= What to do =
Write out the entire listing exactly, so that each line matches the original.

= Extracted records =
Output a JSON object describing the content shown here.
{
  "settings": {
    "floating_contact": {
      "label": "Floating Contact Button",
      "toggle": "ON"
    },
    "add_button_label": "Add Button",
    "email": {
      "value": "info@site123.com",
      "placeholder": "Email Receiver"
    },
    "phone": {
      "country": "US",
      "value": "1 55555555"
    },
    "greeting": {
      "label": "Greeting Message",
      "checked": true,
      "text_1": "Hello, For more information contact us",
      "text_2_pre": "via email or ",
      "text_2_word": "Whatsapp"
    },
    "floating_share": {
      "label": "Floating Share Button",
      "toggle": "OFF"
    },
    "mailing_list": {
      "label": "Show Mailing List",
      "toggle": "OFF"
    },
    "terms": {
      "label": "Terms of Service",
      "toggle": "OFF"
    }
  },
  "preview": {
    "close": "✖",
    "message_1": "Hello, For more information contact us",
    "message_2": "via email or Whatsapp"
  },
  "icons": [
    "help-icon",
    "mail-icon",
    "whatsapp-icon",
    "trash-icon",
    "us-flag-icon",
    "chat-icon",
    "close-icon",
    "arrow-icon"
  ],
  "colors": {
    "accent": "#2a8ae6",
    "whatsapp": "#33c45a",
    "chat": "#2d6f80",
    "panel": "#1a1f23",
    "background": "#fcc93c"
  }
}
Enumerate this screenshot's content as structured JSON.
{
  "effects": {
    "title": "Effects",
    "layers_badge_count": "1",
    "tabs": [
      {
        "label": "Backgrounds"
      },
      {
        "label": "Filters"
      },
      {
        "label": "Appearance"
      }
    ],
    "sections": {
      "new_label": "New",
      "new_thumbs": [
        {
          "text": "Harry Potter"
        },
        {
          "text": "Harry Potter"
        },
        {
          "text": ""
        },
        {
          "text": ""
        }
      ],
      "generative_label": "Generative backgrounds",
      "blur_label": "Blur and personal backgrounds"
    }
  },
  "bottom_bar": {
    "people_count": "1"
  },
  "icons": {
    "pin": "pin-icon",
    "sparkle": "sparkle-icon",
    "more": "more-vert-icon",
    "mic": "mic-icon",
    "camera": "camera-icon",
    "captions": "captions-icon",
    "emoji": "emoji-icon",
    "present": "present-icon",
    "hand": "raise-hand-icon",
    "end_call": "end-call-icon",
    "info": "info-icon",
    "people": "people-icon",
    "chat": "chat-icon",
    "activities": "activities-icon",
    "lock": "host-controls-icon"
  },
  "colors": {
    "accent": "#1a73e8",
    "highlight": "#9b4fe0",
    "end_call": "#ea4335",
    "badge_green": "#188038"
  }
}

= Task answer =
Output a JSON object describing the content shown here.
{
  "settings": {
    "floating_contact": {
      "label": "Floating Contact Button",
      "toggle": "ON"
    },
    "add_button_label": "Add Button",
    "email": {
      "value": "info@site123.com",
      "placeholder": "Email Receiver"
    },
    "phone": {
      "country": "US",
      "value": "1 55555555"
    },
    "greeting": {
      "label": "Greeting Message",
      "checked": true,
      "text_1": "Hello, For more information contact us",
      "text_2_pre": "via email or ",
      "text_2_word": "Whatsapp"
    },
    "floating_share": {
      "label": "Floating Share Button",
      "toggle": "OFF"
    },
    "mailing_list": {
      "label": "Show Mailing List",
      "toggle": "OFF"
    },
    "terms": {
      "label": "Terms of Service",
      "toggle": "OFF"
    }
  },
  "preview": {
    "close": "✖",
    "message_1": "Hello, For more information contact us",
    "message_2": "via email or Whatsapp"
  },
  "icons": [
    "help-icon",
    "mail-icon",
    "whatsapp-icon",
    "trash-icon",
    "us-flag-icon",
    "chat-icon",
    "close-icon",
    "arrow-icon"
  ],
  "colors": {
    "accent": "#2a8ae6",
    "whatsapp": "#33c45a",
    "chat": "#2d6f80",
    "panel": "#1a1f23",
    "background": "#fcc93c"
  }
}
Enumerate this screenshot's content as structured JSON.
{
  "effects": {
    "title": "Effects",
    "layers_badge_count": "1",
    "tabs": [
      {
        "label": "Backgrounds"
      },
      {
        "label": "Filters"
      },
      {
        "label": "Appearance"
      }
    ],
    "sections": {
      "new_label": "New",
      "new_thumbs": [
        {
          "text": "Harry Potter"
        },
        {
          "text": "Harry Potter"
        },
        {
          "text": ""
        },
        {
          "text": ""
        }
      ],
      "generative_label": "Generative backgrounds",
      "blur_label": "Blur and personal backgrounds"
    }
  },
  "bottom_bar": {
    "people_count": "1"
  },
  "icons": {
    "pin": "pin-icon",
    "sparkle": "sparkle-icon",
    "more": "more-vert-icon",
    "mic": "mic-icon",
    "camera": "camera-icon",
    "captions": "captions-icon",
    "emoji": "emoji-icon",
    "present": "present-icon",
    "hand": "raise-hand-icon",
    "end_call": "end-call-icon",
    "info": "info-icon",
    "people": "people-icon",
    "chat": "chat-icon",
    "activities": "activities-icon",
    "lock": "host-controls-icon"
  },
  "colors": {
    "accent": "#1a73e8",
    "highlight": "#9b4fe0",
    "end_call": "#ea4335",
    "badge_green": "#188038"
  }
}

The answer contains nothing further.